What you have to do. Every entry should be returned exactly. Omit none of them.

____

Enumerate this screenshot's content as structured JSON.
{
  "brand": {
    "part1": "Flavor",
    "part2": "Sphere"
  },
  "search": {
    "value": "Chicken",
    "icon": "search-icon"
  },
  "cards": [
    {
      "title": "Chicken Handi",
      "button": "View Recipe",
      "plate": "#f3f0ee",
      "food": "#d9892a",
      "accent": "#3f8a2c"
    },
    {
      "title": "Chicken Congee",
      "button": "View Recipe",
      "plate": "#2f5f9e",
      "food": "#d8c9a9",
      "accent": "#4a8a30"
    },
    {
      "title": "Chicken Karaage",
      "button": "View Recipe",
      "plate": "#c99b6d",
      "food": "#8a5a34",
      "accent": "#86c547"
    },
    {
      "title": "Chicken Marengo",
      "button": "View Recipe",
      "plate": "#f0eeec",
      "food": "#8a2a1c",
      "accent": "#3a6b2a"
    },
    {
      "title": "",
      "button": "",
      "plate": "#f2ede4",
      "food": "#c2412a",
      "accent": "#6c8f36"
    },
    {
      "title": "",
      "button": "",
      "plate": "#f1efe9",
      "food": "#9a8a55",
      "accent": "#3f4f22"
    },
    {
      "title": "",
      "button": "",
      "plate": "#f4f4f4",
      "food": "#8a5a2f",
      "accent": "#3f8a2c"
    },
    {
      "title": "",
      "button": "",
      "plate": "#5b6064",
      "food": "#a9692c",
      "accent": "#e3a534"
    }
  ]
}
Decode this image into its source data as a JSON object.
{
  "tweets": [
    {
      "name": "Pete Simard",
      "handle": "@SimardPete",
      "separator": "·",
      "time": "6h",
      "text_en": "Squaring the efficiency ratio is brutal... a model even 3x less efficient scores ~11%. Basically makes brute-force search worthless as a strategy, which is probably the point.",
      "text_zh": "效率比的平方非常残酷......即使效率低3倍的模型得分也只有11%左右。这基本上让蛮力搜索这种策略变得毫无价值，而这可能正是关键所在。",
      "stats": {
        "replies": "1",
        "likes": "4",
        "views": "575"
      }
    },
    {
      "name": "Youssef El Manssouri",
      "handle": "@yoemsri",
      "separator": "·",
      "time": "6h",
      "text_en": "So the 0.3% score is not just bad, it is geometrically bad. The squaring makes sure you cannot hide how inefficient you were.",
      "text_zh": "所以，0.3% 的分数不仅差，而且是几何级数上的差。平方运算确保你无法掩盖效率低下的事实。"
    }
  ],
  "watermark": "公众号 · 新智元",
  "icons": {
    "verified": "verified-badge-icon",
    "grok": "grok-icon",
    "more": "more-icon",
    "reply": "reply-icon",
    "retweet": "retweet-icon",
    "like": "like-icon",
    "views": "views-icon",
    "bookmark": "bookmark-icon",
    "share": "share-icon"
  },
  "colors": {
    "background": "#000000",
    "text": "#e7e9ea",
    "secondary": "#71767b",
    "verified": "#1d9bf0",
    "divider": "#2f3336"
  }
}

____

Written solution.
Enumerate this screenshot's content as structured JSON.
{
  "brand": {
    "part1": "Flavor",
    "part2": "Sphere"
  },
  "search": {
    "value": "Chicken",
    "icon": "search-icon"
  },
  "cards": [
    {
      "title": "Chicken Handi",
      "button": "View Recipe",
      "plate": "#f3f0ee",
      "food": "#d9892a",
      "accent": "#3f8a2c"
    },
    {
      "title": "Chicken Congee",
      "button": "View Recipe",
      "plate": "#2f5f9e",
      "food": "#d8c9a9",
      "accent": "#4a8a30"
    },
    {
      "title": "Chicken Karaage",
      "button": "View Recipe",
      "plate": "#c99b6d",
      "food": "#8a5a34",
      "accent": "#86c547"
    },
    {
      "title": "Chicken Marengo",
      "button": "View Recipe",
      "plate": "#f0eeec",
      "food": "#8a2a1c",
      "accent": "#3a6b2a"
    },
    {
      "title": "",
      "button": "",
      "plate": "#f2ede4",
      "food": "#c2412a",
      "accent": "#6c8f36"
    },
    {
      "title": "",
      "button": "",
      "plate": "#f1efe9",
      "food": "#9a8a55",
      "accent": "#3f4f22"
    },
    {
      "title": "",
      "button": "",
      "plate": "#f4f4f4",
      "food": "#8a5a2f",
      "accent": "#3f8a2c"
    },
    {
      "title": "",
      "button": "",
      "plate": "#5b6064",
      "food": "#a9692c",
      "accent": "#e3a534"
    }
  ]
}
Decode this image into its source data as a JSON object.
{
  "tweets": [
    {
      "name": "Pete Simard",
      "handle": "@SimardPete",
      "separator": "·",
      "time": "6h",
      "text_en": "Squaring the efficiency ratio is brutal... a model even 3x less efficient scores ~11%. Basically makes brute-force search worthless as a strategy, which is probably the point.",
      "text_zh": "效率比的平方非常残酷......即使效率低3倍的模型得分也只有11%左右。这基本上让蛮力搜索这种策略变得毫无价值，而这可能正是关键所在。",
      "stats": {
        "replies": "1",
        "likes": "4",
        "views": "575"
      }
    },
    {
      "name": "Youssef El Manssouri",
      "handle": "@yoemsri",
      "separator": "·",
      "time": "6h",
      "text_en": "So the 0.3% score is not just bad, it is geometrically bad. The squaring makes sure you cannot hide how inefficient you were.",
      "text_zh": "所以，0.3% 的分数不仅差，而且是几何级数上的差。平方运算确保你无法掩盖效率低下的事实。"
    }
  ],
  "watermark": "公众号 · 新智元",
  "icons": {
    "verified": "verified-badge-icon",
    "grok": "grok-icon",
    "more": "more-icon",
    "reply": "reply-icon",
    "retweet": "retweet-icon",
    "like": "like-icon",
    "views": "views-icon",
    "bookmark": "bookmark-icon",
    "share": "share-icon"
  },
  "colors": {
    "background": "#000000",
    "text": "#e7e9ea",
    "secondary": "#71767b",
    "verified": "#1d9bf0",
    "divider": "#2f3336"
  }
}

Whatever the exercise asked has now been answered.